Dataset rows for apps and sites:
◇ ◇ ◇
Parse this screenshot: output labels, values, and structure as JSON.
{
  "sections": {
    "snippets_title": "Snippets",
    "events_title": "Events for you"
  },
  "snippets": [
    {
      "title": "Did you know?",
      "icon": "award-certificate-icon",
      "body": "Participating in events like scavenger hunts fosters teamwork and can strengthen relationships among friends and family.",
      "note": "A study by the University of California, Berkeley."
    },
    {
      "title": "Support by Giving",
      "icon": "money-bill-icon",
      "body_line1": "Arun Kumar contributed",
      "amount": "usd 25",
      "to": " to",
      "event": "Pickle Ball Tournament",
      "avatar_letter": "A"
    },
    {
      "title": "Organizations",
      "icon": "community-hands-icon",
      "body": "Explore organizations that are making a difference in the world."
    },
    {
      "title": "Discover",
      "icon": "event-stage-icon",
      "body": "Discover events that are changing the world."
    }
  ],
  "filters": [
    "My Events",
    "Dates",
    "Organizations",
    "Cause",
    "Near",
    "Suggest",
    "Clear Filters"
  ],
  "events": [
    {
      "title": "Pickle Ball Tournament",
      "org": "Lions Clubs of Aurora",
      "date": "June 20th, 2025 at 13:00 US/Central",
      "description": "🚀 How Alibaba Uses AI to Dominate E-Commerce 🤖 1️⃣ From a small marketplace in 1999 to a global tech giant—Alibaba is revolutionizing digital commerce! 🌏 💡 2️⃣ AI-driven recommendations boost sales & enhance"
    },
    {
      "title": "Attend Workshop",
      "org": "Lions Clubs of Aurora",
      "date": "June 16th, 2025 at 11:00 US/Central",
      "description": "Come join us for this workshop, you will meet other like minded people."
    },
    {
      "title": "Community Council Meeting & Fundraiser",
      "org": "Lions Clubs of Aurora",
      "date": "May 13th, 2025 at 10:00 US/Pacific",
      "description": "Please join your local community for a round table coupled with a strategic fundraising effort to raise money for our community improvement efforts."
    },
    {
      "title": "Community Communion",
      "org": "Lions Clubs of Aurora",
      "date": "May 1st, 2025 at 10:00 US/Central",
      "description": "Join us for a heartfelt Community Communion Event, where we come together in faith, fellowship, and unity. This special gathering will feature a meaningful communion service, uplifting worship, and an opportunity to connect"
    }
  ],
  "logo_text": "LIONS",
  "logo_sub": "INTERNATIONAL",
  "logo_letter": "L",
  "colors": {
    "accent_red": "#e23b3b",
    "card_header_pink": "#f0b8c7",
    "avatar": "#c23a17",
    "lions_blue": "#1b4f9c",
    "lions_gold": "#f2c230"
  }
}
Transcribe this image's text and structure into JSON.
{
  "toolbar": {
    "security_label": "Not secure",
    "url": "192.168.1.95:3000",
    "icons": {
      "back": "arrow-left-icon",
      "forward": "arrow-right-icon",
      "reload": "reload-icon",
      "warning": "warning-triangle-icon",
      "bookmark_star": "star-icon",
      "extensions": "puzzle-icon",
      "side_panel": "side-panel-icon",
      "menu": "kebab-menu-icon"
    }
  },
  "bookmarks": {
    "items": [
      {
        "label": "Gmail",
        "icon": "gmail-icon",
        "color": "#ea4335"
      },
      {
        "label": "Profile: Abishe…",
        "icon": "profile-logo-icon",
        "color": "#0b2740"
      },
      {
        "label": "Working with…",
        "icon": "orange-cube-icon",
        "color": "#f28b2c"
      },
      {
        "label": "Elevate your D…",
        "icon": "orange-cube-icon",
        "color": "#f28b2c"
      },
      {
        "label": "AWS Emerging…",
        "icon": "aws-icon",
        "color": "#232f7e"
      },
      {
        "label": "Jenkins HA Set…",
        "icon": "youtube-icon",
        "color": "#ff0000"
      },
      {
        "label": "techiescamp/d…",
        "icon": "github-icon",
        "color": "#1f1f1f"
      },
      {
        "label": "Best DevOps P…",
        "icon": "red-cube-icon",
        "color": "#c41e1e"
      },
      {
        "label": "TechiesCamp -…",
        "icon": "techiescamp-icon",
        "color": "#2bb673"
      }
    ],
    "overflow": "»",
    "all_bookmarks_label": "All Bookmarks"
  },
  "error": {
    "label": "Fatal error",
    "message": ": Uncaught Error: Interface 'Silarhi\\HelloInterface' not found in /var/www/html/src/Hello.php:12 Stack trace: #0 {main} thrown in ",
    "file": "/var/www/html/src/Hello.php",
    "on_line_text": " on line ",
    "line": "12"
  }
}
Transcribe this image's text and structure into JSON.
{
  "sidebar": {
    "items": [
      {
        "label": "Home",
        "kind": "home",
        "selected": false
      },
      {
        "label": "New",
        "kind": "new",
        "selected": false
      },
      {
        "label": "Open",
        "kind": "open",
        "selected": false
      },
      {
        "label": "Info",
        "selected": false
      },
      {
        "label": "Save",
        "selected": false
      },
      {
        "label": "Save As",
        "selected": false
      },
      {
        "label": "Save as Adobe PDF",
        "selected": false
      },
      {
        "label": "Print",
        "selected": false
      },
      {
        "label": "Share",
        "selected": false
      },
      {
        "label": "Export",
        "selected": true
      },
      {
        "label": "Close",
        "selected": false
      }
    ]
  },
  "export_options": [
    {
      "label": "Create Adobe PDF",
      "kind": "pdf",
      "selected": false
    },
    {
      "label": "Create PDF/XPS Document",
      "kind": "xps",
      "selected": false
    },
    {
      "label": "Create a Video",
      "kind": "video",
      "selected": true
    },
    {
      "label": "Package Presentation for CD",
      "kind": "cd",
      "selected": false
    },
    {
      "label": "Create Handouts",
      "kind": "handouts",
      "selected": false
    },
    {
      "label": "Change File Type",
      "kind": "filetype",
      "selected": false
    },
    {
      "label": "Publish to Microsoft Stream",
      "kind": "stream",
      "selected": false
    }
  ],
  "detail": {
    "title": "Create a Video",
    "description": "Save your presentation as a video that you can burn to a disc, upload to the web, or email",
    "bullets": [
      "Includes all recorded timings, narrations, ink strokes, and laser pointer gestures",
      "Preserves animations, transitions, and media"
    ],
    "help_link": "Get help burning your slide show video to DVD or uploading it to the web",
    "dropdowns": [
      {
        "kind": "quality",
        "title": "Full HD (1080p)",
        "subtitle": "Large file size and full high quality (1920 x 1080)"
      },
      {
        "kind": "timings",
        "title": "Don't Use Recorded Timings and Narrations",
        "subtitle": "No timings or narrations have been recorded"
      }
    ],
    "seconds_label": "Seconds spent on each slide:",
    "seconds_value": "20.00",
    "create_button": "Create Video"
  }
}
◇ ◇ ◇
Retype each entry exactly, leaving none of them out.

Parse this screenshot: output labels, values, and structure as JSON.
{
  "sections": {
    "snippets_title": "Snippets",
    "events_title": "Events for you"
  },
  "snippets": [
    {
      "title": "Did you know?",
      "icon": "award-certificate-icon",
      "body": "Participating in events like scavenger hunts fosters teamwork and can strengthen relationships among friends and family.",
      "note": "A study by the University of California, Berkeley."
    },
    {
      "title": "Support by Giving",
      "icon": "money-bill-icon",
      "body_line1": "Arun Kumar contributed",
      "amount": "usd 25",
      "to": " to",
      "event": "Pickle Ball Tournament",
      "avatar_letter": "A"
    },
    {
      "title": "Organizations",
      "icon": "community-hands-icon",
      "body": "Explore organizations that are making a difference in the world."
    },
    {
      "title": "Discover",
      "icon": "event-stage-icon",
      "body": "Discover events that are changing the world."
    }
  ],
  "filters": [
    "My Events",
    "Dates",
    "Organizations",
    "Cause",
    "Near",
    "Suggest",
    "Clear Filters"
  ],
  "events": [
    {
      "title": "Pickle Ball Tournament",
      "org": "Lions Clubs of Aurora",
      "date": "June 20th, 2025 at 13:00 US/Central",
      "description": "🚀 How Alibaba Uses AI to Dominate E-Commerce 🤖 1️⃣ From a small marketplace in 1999 to a global tech giant—Alibaba is revolutionizing digital commerce! 🌏 💡 2️⃣ AI-driven recommendations boost sales & enhance"
    },
    {
      "title": "Attend Workshop",
      "org": "Lions Clubs of Aurora",
      "date": "June 16th, 2025 at 11:00 US/Central",
      "description": "Come join us for this workshop, you will meet other like minded people."
    },
    {
      "title": "Community Council Meeting & Fundraiser",
      "org": "Lions Clubs of Aurora",
      "date": "May 13th, 2025 at 10:00 US/Pacific",
      "description": "Please join your local community for a round table coupled with a strategic fundraising effort to raise money for our community improvement efforts."
    },
    {
      "title": "Community Communion",
      "org": "Lions Clubs of Aurora",
      "date": "May 1st, 2025 at 10:00 US/Central",
      "description": "Join us for a heartfelt Community Communion Event, where we come together in faith, fellowship, and unity. This special gathering will feature a meaningful communion service, uplifting worship, and an opportunity to connect"
    }
  ],
  "logo_text": "LIONS",
  "logo_sub": "INTERNATIONAL",
  "logo_letter": "L",
  "colors": {
    "accent_red": "#e23b3b",
    "card_header_pink": "#f0b8c7",
    "avatar": "#c23a17",
    "lions_blue": "#1b4f9c",
    "lions_gold": "#f2c230"
  }
}
Transcribe this image's text and structure into JSON.
{
  "toolbar": {
    "security_label": "Not secure",
    "url": "192.168.1.95:3000",
    "icons": {
      "back": "arrow-left-icon",
      "forward": "arrow-right-icon",
      "reload": "reload-icon",
      "warning": "warning-triangle-icon",
      "bookmark_star": "star-icon",
      "extensions": "puzzle-icon",
      "side_panel": "side-panel-icon",
      "menu": "kebab-menu-icon"
    }
  },
  "bookmarks": {
    "items": [
      {
        "label": "Gmail",
        "icon": "gmail-icon",
        "color": "#ea4335"
      },
      {
        "label": "Profile: Abishe…",
        "icon": "profile-logo-icon",
        "color": "#0b2740"
      },
      {
        "label": "Working with…",
        "icon": "orange-cube-icon",
        "color": "#f28b2c"
      },
      {
        "label": "Elevate your D…",
        "icon": "orange-cube-icon",
        "color": "#f28b2c"
      },
      {
        "label": "AWS Emerging…",
        "icon": "aws-icon",
        "color": "#232f7e"
      },
      {
        "label": "Jenkins HA Set…",
        "icon": "youtube-icon",
        "color": "#ff0000"
      },
      {
        "label": "techiescamp/d…",
        "icon": "github-icon",
        "color": "#1f1f1f"
      },
      {
        "label": "Best DevOps P…",
        "icon": "red-cube-icon",
        "color": "#c41e1e"
      },
      {
        "label": "TechiesCamp -…",
        "icon": "techiescamp-icon",
        "color": "#2bb673"
      }
    ],
    "overflow": "»",
    "all_bookmarks_label": "All Bookmarks"
  },
  "error": {
    "label": "Fatal error",
    "message": ": Uncaught Error: Interface 'Silarhi\\HelloInterface' not found in /var/www/html/src/Hello.php:12 Stack trace: #0 {main} thrown in ",
    "file": "/var/www/html/src/Hello.php",
    "on_line_text": " on line ",
    "line": "12"
  }
}
Transcribe this image's text and structure into JSON.
{
  "sidebar": {
    "items": [
      {
        "label": "Home",
        "kind": "home",
        "selected": false
      },
      {
        "label": "New",
        "kind": "new",
        "selected": false
      },
      {
        "label": "Open",
        "kind": "open",
        "selected": false
      },
      {
        "label": "Info",
        "selected": false
      },
      {
        "label": "Save",
        "selected": false
      },
      {
        "label": "Save As",
        "selected": false
      },
      {
        "label": "Save as Adobe PDF",
        "selected": false
      },
      {
        "label": "Print",
        "selected": false
      },
      {
        "label": "Share",
        "selected": false
      },
      {
        "label": "Export",
        "selected": true
      },
      {
        "label": "Close",
        "selected": false
      }
    ]
  },
  "export_options": [
    {
      "label": "Create Adobe PDF",
      "kind": "pdf",
      "selected": false
    },
    {
      "label": "Create PDF/XPS Document",
      "kind": "xps",
      "selected": false
    },
    {
      "label": "Create a Video",
      "kind": "video",
      "selected": true
    },
    {
      "label": "Package Presentation for CD",
      "kind": "cd",
      "selected": false
    },
    {
      "label": "Create Handouts",
      "kind": "handouts",
      "selected": false
    },
    {
      "label": "Change File Type",
      "kind": "filetype",
      "selected": false
    },
    {
      "label": "Publish to Microsoft Stream",
      "kind": "stream",
      "selected": false
    }
  ],
  "detail": {
    "title": "Create a Video",
    "description": "Save your presentation as a video that you can burn to a disc, upload to the web, or email",
    "bullets": [
      "Includes all recorded timings, narrations, ink strokes, and laser pointer gestures",
      "Preserves animations, transitions, and media"
    ],
    "help_link": "Get help burning your slide show video to DVD or uploading it to the web",
    "dropdowns": [
      {
        "kind": "quality",
        "title": "Full HD (1080p)",
        "subtitle": "Large file size and full high quality (1920 x 1080)"
      },
      {
        "kind": "timings",
        "title": "Don't Use Recorded Timings and Narrations",
        "subtitle": "No timings or narrations have been recorded"
      }
    ],
    "seconds_label": "Seconds spent on each slide:",
    "seconds_value": "20.00",
    "create_button": "Create Video"
  }
}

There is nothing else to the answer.